The 2,000-point club at SWOSU. Membership: two. Kelli Litsch (L) and Hailey Tucker. Photo courtesy SWOSU Sports Info.

By Joey McWilliams

Right now in Weatherford is pretty good.

Right now the Southwestern women’s basketball team has won 18 straight games.

The Lady Dawgs are a win away from clinching a spot in the GAC tournament on the last day of January.

SWOSU is scoring nearly 87 points per game and sends out three 1,000-point scorers and an All-American in the starting lineup each night.

Yes, right now is pretty good. But back then was pretty good, too.

In the not too distant past, there were some long winning streaks, too – one as long as 47. And there were some national championships along the way, as well. And All-Americans.

Back then in Weatherford had a lot to offer, too.

Someone who knows about both those eras still watches the Lady Dawgs today. Her perspective of late has been that of a fan, she has also spent time in the program as a player, a coach and an adminstrator.

Southwestern legend Kelli Litsch with some hardware from ‘back then.’ Photo courtesy SWOSU Sports Info.

Kelli Litsch, a three-time national champion and four-time All-American, has been watching this recent edition of SWOSU stars come out on top after 40 minutes quite a few times in recent years. And although both groups put many notches in the win column, each group got in done differently.

“The interesting thing about this bunch is that their style of play is totally different than the style of play we used when I played and honestly, even when I was coaching,” Litsch said. “It’s the dribble-drive mentality and get up and down the floor and get as many possessions as you can and by the end of the game you’ve worn your opponent out chasing you up and down the floor.

“We used the 30 seconds on the 30-second shot clock. We would be well past the 20-second mark before we even thought about a shot.”

The game itself is for the most part the same. But there are differences even in that.

“It’s just such a different style and a different philosophy,” Litsch said. “And I think back on it and we didn’t even have a three-point line in my day.

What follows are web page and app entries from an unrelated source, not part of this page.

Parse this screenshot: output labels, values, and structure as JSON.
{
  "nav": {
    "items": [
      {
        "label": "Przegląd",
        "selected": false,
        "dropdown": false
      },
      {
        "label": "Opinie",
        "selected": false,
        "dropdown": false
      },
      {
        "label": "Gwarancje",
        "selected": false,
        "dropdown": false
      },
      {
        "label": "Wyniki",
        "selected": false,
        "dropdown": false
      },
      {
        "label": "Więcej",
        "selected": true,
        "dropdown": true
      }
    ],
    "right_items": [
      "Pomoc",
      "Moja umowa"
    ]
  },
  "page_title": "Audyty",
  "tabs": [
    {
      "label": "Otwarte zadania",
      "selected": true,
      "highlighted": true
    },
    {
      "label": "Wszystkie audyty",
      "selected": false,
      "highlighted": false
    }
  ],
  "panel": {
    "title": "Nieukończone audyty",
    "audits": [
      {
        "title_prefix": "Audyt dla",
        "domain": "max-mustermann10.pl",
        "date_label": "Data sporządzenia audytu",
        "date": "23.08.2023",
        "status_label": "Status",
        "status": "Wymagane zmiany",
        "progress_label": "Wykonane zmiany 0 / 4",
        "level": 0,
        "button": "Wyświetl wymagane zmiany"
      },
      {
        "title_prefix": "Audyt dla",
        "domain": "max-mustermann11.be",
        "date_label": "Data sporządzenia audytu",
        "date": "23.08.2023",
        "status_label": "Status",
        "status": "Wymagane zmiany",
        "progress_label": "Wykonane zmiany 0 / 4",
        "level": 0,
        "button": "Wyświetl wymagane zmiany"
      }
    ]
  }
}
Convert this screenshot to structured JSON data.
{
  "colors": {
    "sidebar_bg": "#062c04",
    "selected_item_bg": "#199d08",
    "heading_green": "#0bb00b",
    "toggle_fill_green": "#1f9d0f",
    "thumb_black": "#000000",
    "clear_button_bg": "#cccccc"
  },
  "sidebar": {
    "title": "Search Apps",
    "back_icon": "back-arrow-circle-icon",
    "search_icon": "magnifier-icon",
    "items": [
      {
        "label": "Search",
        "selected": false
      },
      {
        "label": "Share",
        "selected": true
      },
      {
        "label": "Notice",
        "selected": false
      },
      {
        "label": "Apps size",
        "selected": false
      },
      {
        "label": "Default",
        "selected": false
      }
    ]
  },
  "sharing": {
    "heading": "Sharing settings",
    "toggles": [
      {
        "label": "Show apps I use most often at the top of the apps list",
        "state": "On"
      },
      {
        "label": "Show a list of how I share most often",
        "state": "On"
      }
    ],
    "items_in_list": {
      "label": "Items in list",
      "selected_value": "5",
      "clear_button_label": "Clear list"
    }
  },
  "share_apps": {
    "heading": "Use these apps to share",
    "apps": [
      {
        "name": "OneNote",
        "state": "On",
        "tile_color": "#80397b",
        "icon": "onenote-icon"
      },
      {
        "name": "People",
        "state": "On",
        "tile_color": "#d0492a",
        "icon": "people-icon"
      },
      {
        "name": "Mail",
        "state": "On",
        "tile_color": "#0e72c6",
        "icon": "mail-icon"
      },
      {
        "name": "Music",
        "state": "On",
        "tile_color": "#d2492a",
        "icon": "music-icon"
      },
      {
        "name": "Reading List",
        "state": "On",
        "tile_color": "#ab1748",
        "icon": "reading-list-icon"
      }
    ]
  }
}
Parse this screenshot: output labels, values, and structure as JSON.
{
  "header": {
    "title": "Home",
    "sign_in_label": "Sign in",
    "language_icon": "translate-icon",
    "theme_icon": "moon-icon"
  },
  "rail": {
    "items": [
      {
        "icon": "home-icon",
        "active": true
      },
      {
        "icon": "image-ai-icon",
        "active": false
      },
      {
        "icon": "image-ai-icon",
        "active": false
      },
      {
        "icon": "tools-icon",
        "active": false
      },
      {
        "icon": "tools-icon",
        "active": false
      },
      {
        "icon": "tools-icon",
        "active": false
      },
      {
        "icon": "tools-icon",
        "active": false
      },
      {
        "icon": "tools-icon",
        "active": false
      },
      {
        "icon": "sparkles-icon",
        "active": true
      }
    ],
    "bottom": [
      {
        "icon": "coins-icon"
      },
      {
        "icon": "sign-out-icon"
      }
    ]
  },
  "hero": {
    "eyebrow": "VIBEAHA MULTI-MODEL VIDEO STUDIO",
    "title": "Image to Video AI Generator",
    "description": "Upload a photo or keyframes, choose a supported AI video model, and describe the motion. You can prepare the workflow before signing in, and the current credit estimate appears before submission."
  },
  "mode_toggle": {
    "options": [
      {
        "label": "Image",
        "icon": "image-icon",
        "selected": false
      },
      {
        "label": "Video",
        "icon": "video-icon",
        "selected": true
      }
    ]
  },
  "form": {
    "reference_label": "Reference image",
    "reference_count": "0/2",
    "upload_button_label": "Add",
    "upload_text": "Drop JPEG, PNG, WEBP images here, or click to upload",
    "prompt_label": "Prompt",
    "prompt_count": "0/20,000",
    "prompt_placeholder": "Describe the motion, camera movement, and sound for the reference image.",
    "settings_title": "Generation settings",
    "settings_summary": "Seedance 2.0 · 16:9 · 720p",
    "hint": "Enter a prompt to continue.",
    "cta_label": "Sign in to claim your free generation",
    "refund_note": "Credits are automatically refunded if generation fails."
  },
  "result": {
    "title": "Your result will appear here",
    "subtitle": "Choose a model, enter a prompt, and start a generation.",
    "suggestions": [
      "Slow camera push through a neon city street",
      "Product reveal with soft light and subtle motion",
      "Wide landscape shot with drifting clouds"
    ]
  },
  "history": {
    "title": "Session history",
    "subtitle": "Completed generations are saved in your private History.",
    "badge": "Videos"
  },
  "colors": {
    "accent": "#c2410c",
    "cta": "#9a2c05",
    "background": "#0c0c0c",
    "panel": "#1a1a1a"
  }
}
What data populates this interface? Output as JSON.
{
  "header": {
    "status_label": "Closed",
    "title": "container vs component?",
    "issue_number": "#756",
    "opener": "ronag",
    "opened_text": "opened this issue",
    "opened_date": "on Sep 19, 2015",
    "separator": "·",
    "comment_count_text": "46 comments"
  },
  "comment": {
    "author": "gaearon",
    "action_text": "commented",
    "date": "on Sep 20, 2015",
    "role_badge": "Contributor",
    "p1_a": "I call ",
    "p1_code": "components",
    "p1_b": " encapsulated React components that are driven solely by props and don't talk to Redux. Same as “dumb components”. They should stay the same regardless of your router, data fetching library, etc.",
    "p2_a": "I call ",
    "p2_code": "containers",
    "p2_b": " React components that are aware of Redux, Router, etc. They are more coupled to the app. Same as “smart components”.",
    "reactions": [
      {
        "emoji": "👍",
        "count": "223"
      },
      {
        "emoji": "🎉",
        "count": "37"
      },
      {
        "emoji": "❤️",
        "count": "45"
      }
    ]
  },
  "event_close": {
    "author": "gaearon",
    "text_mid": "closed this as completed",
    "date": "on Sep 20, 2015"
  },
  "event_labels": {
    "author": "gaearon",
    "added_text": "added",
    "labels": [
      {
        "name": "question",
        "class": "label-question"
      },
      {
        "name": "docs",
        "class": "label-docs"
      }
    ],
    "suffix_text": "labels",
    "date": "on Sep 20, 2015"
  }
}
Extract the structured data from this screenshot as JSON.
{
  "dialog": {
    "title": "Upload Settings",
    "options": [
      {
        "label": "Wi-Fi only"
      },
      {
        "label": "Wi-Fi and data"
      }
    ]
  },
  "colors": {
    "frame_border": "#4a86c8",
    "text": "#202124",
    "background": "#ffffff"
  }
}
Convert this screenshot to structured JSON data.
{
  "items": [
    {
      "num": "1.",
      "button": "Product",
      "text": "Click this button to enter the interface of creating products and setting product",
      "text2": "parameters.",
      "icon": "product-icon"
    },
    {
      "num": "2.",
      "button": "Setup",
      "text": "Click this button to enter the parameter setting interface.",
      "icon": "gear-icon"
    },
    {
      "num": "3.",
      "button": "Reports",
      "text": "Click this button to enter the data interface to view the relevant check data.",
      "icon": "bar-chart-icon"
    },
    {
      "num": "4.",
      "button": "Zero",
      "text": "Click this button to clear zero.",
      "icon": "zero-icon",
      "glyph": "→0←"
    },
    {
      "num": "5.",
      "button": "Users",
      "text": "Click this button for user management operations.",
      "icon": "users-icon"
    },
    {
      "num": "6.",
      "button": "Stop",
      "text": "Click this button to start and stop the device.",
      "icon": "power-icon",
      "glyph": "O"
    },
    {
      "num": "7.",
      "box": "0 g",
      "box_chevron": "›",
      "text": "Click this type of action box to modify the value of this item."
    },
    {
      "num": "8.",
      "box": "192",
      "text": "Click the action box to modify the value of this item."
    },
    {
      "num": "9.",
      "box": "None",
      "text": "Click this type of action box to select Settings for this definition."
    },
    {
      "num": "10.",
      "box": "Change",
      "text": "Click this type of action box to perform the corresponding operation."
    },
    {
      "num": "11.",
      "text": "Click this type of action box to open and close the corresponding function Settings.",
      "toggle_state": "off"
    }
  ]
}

I try to imagine what this team would be like if they didn’t have one.”

But the fast pace is a style that current SWOSU coach Kelsi Musick uses to its fullest.

“It’s different, but it is highly entertaining. It’s fun to watch. And when you look at the roster (and all the Oklahoma kids), kids want to come and play this style. It’s entertaining and the crowd enjoys it.

“It’s different than what we did when I was playing, but it’s very effective in today’s world.”

Litsch is a home-grown Oklahoma product. Before she was showing the country her basketball prowess on the collegiate level, she was blazing a trail on the high school level, scoring at a blistering pace and bringing home two state championships to Thomas High School.

So it is not lost on her that Musick is doing what she is doing with a cast largely made up of Oklahoma girls – girls that come to Weatherford and stay in Weatherford.

“It’s because there are so many local kids that are within one or two or three hours of Weatherford that the support is unbelievable. They get good crowds to come and watch. There is definitely an interest there. There are a lot of western Oklahoma basketball teams that will come to home games, because they know the players. I think that’s one of the things that really draws people to the team this year.

“Plus, unlike when I played, you don’t see many transfers. We relied a lot on juco transfers. Some of my teammates that were All-Americans were juco transfers. And Kelsi goes about it in a different way and it’s just as effective. She has those four-year kids. They’ve been in the system for three and four years and that lends itself to the effectiveness that you’re seeing.”

The two eras met up on the court, figuratively at least, recently when Hailey Tucker scored her 2,000th point. After the game, Tucker was recognized for that feat and among those to honor her was the only other SWOSU player to have accomplished it – Litsch.

But what would happen if teams from the ‘right now’ and the ‘back then’ were to face each other in a real game?

“That’s a good question and I think about it a lot,” Litsch said.

“I played on some really good teams. My freshman year was probably the best team I played on. 34-0. Granted the NAIA was a little bit different than the NCAA. And postseason is probably a little bit tougher now. The competition, I would say, definitely is tougher now.

“What we did well when I was playing was that we took away what the other team did really well. I would like to think defensively that we would get out and guard you. We had some defensive stoppers on some of those teams I was on.

“I’d like to think we could slow them down a little bit, but I don’t know if we could stop them. Because, my gosh, Kelsi has so much depth. If somebody gets into foul trouble, Kelsi just runs more shooters out there. I don’t know if we could withstand the depth they have, but I’d like to think that maybe we could slow them down.”

Fast or slow, the beat goes on in Weatherford. And it is a winning pace no matter what the tempo. Although a huge part of back then in SWOSU history, Litsch said she is enjoying right now, too.

“I love watching this bunch play. They are a fun group and their success has been fun to watch. And I’ve definitely been a willing participant in their success. It’s been a thrill for me to watch them.”